The other reason is the audience! It is so wonderful to know that you are making it possible for all of these people laugh, cry, and have an enjoyable time. You become the guides to that enchanted world, and can take the entire audience with you!

The next morning, I woke up around 7 am. Evangeline had a Music Teacher's Association competition to audition for at 8 am, so I just stayed in bed until almost 8 am so that I didn't get in everyone's way. :P I would have had a nice, peaceful morning of sitting on the couch drinking coffee, but our cockatiel would not stop screaming! So I had retreat into the upstairs hallway, until my friend (I'll call her Elizabeth) got here around 9 am. She was going to spend the day with us and sleep over as well, so she could go to the performance. Evangeline got home around that time as well. Her competition went quite well, and we found out the next day that she got 14 out of 15 on her piano playing and a perfect score on the music theory, which means she'll be going to state in May!

We left for the theater again at 10:30 am. Two dancers from the Milwaukee Ballet were teaching master classes, and Evangeline and I attended both the Intermediate and Advanced classes - from 10:45 am to 1:30 pm! It was a lot of dancing, but it was wonderful. :) I'm really happy that my stamina is improving so much! After the last class, we all sat on the stage and asked the dancers questions about their careers and backgrounds for about half an hour. Then we went and had sandwiches in the loading dock, and after that it was time to do our hair and put on makeup and costumes in preparation for our last performance!

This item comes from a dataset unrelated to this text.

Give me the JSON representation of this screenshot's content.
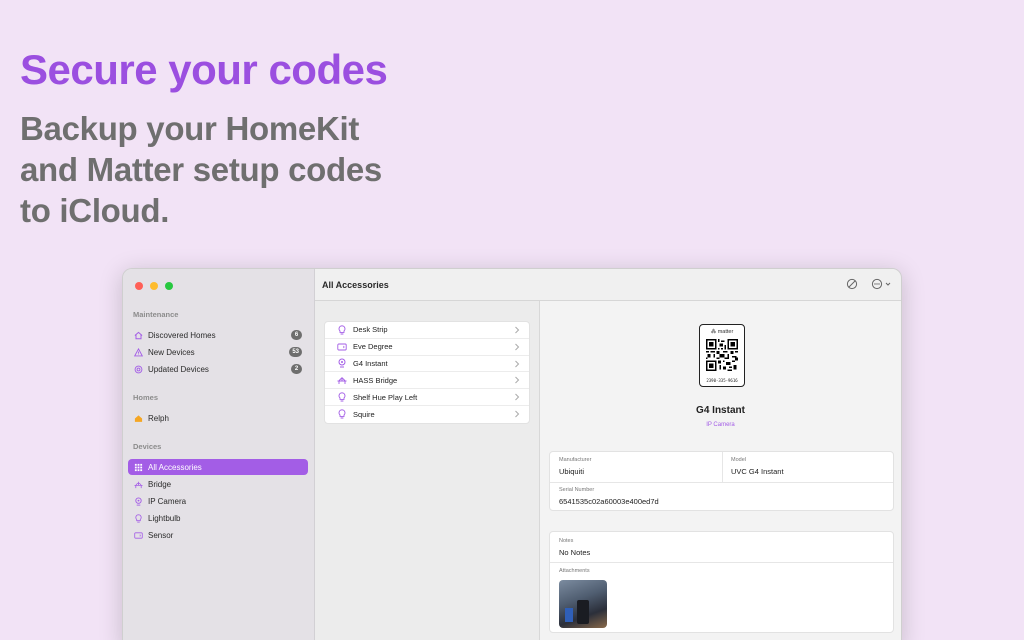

The actual dancing part of that performance was wonderful, but I was having some issues with my costumes. :P I'd been very forgetful and didn't lay them out in the wings, so when my quick changes came I was rushing around madly looking for them. Not fun. Do not do that! But they were all found in time, thanks to the wonderful moms who double so niftily as stage and prop managers. :)

The narrator of our production was SO nice - we all love her! She was obviously very excited to be narrating for us, loved watching us dance, and even gave all of us letters and roses after the performance...she's a very thoughtful lady! I ran into her that evening as she was leaving after the performance.

"You did such a wonderful job!" she said, giving me a hug.

"Thank you! You did too!" I replied.

"It all came from you guys. The way you all danced told me how to tell the story...it's really cool." I agreed.

"Are you planning on staying with dance?" she added. I nodded my head. Despite how stressful it had been over the past few weeks, I was realizing that dancing was not something I can leave any time soon. The only way that would work is if I never heard about ballet again!

"Good!" she exclaimed. "You have such grace and poise, and your jumps look so effortless...you really have something. I'm glad you're going to continue!"

"Thank you!" I exclaimed, beaming. I was so happy. In that weekend, I think I finally started learning to really dance, not just go through the motions, and it was wonderful to know that someone appreciated it.

I just found something on Pointe magazine's website that says exactly what I was trying to say earlier!

As dancers, we thrive on that ability to transcend the normal and become someone (or something) else on stage. It places us among the lucky few people who have the opportunity to experience that intangible freedom of another world.

But aside from those precious moments in performance, we spend hours and hours in the normal classroom grind, preparing ourselves for rehearsal, where we’ll spend hours and hours preparing for the product—our performance. The overwhelming majority of our time as ballet dancers is spent either preparing or preparing to prepare for time on stage, and naturally, we strive to make the most of it.

But all too often, I find myself working so hard on technical improvements in class that I forget to perform, to live the motivation of my movement—which is, after all, one of the greatest gifts of dance and the reason I’m there in the first place.

I'm starting to think that maybe if I don't dance, I'll be wasting one of my talents. It's definitely something to think about.

I was going to write about going to the Milwaukee Public Library and the Joan of Arc Chapel this past summer, but this turned into such a ginormous post that I'll spare you. ;)